## Problem to work on
Scan the data below for lines containing the string "title" and give only how many there are.

Segment Start: Supplied data

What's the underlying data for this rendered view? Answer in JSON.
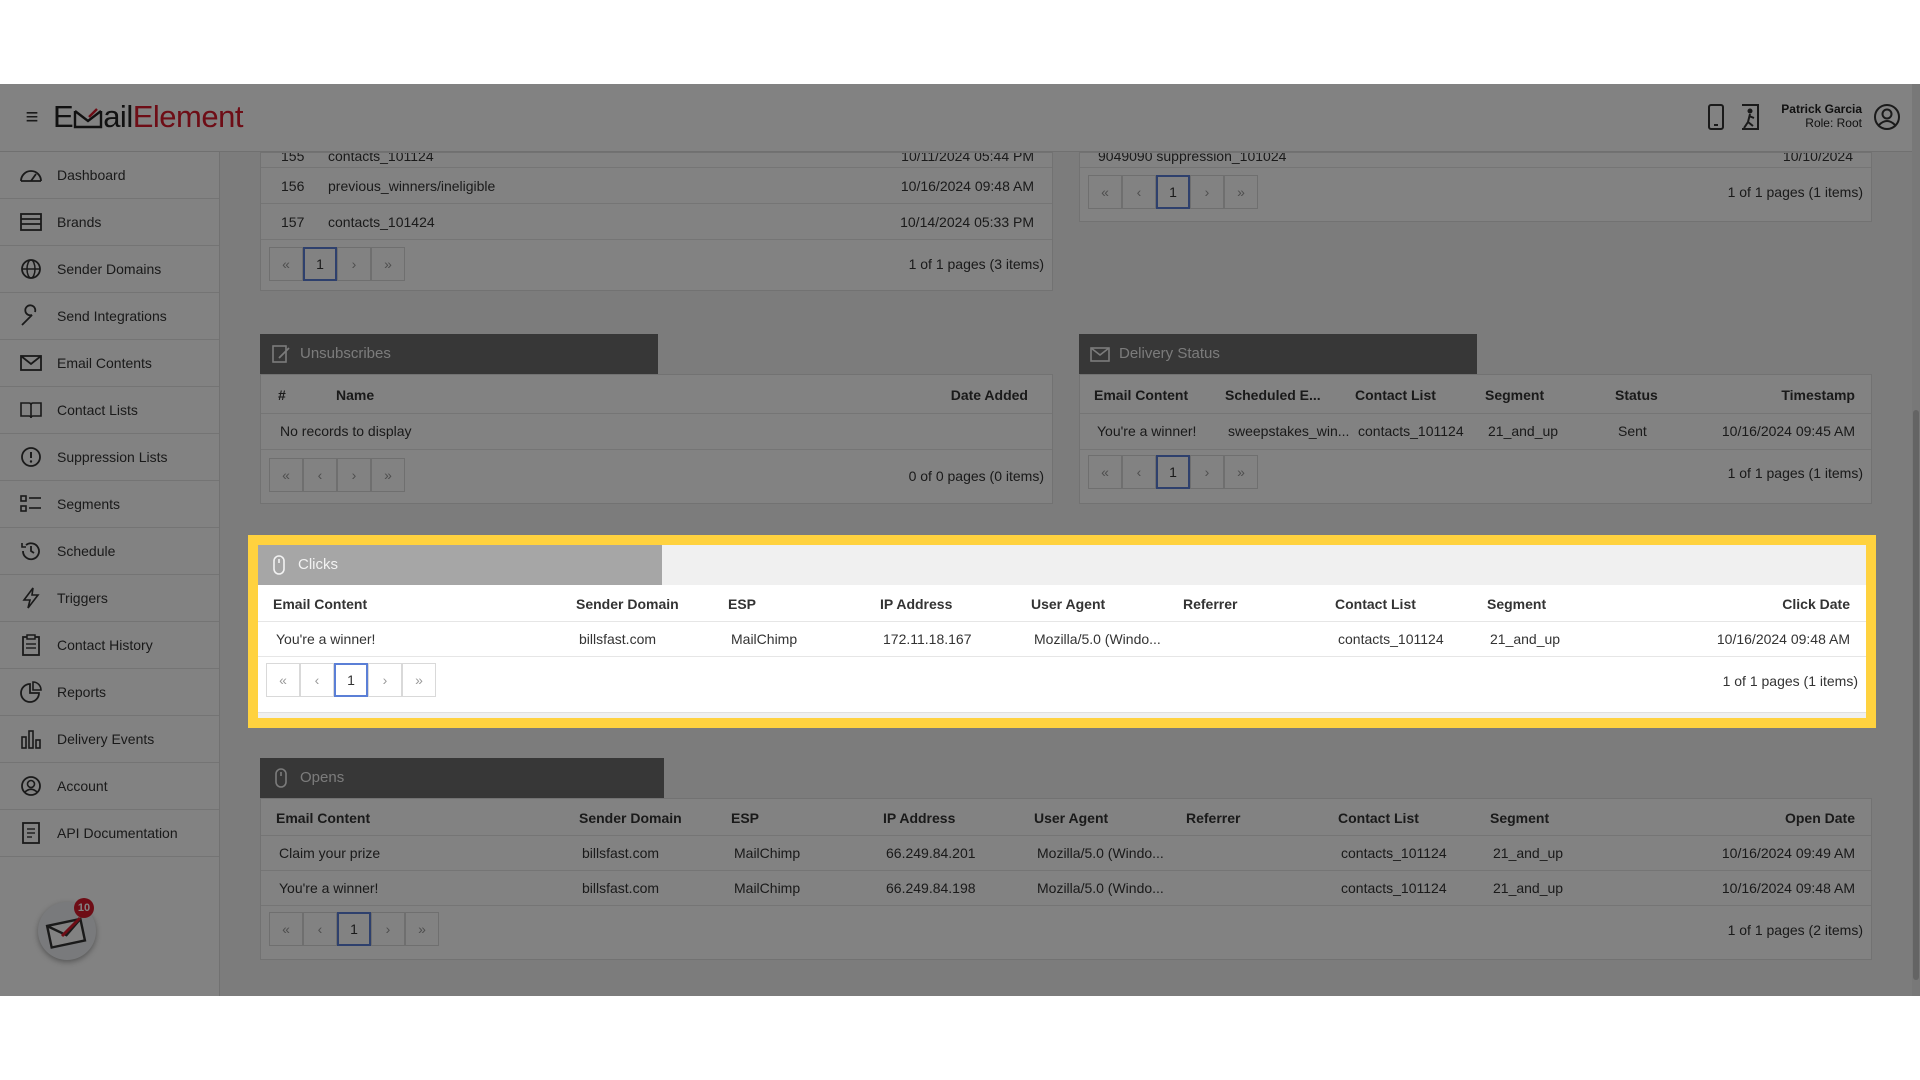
{
  "header": {
    "logo_prefix": "E",
    "logo_mid": "ail",
    "logo_suffix": "Element",
    "user_name": "Patrick Garcia",
    "user_role": "Role: Root"
  },
  "sidebar": {
    "items": [
      {
        "label": "Dashboard",
        "icon": "dashboard-icon"
      },
      {
        "label": "Brands",
        "icon": "brands-icon"
      },
      {
        "label": "Sender Domains",
        "icon": "globe-icon"
      },
      {
        "label": "Send Integrations",
        "icon": "wrench-icon"
      },
      {
        "label": "Email Contents",
        "icon": "envelope-icon"
      },
      {
        "label": "Contact Lists",
        "icon": "book-icon"
      },
      {
        "label": "Suppression Lists",
        "icon": "exclamation-icon"
      },
      {
        "label": "Segments",
        "icon": "segments-icon"
      },
      {
        "label": "Schedule",
        "icon": "clock-icon"
      },
      {
        "label": "Triggers",
        "icon": "lightning-icon"
      },
      {
        "label": "Contact History",
        "icon": "clipboard-icon"
      },
      {
        "label": "Reports",
        "icon": "pie-chart-icon"
      },
      {
        "label": "Delivery Events",
        "icon": "bar-chart-icon"
      },
      {
        "label": "Account",
        "icon": "user-circle-icon"
      },
      {
        "label": "API Documentation",
        "icon": "document-icon"
      }
    ],
    "mail_badge_count": "10"
  },
  "top_left_panel": {
    "rows": [
      {
        "num": "155",
        "name": "contacts_101124",
        "date": "10/11/2024 05:44 PM"
      },
      {
        "num": "156",
        "name": "previous_winners/ineligible",
        "date": "10/16/2024 09:48 AM"
      },
      {
        "num": "157",
        "name": "contacts_101424",
        "date": "10/14/2024 05:33 PM"
      }
    ],
    "page": "1",
    "page_info": "1 of 1 pages (3 items)"
  },
  "top_right_panel": {
    "rows": [
      {
        "left": "9049090 suppression_101024",
        "right": "10/10/2024"
      }
    ],
    "page": "1",
    "page_info": "1 of 1 pages (1 items)"
  },
  "unsubscribes": {
    "title": "Unsubscribes",
    "headers": {
      "num": "#",
      "name": "Name",
      "date": "Date Added"
    },
    "empty": "No records to display",
    "page_info": "0 of 0 pages (0 items)"
  },
  "delivery_status": {
    "title": "Delivery Status",
    "headers": [
      "Email Content",
      "Scheduled E...",
      "Contact List",
      "Segment",
      "Status",
      "Timestamp"
    ],
    "rows": [
      [
        "You're a winner!",
        "sweepstakes_win...",
        "contacts_101124",
        "21_and_up",
        "Sent",
        "10/16/2024 09:45 AM"
      ]
    ],
    "page": "1",
    "page_info": "1 of 1 pages (1 items)"
  },
  "clicks": {
    "title": "Clicks",
    "headers": [
      "Email Content",
      "Sender Domain",
      "ESP",
      "IP Address",
      "User Agent",
      "Referrer",
      "Contact List",
      "Segment",
      "Click Date"
    ],
    "rows": [
      [
        "You're a winner!",
        "billsfast.com",
        "MailChimp",
        "172.11.18.167",
        "Mozilla/5.0 (Windo...",
        "",
        "contacts_101124",
        "21_and_up",
        "10/16/2024 09:48 AM"
      ]
    ],
    "page": "1",
    "page_info": "1 of 1 pages (1 items)"
  },
  "opens": {
    "title": "Opens",
    "headers": [
      "Email Content",
      "Sender Domain",
      "ESP",
      "IP Address",
      "User Agent",
      "Referrer",
      "Contact List",
      "Segment",
      "Open Date"
    ],
    "rows": [
      [
        "Claim your prize",
        "billsfast.com",
        "MailChimp",
        "66.249.84.201",
        "Mozilla/5.0 (Windo...",
        "",
        "contacts_101124",
        "21_and_up",
        "10/16/2024 09:49 AM"
      ],
      [
        "You're a winner!",
        "billsfast.com",
        "MailChimp",
        "66.249.84.198",
        "Mozilla/5.0 (Windo...",
        "",
        "contacts_101124",
        "21_and_up",
        "10/16/2024 09:48 AM"
      ]
    ],
    "page": "1",
    "page_info": "1 of 1 pages (2 items)"
  },
  "pager_glyphs": {
    "first": "«",
    "prev": "‹",
    "next": "›",
    "last": "»"
  },
  "colors": {
    "accent": "#d81b2c",
    "highlight": "#ffd23f",
    "active_page": "#5b7fd6"
  }
}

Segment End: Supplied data

## Task output
4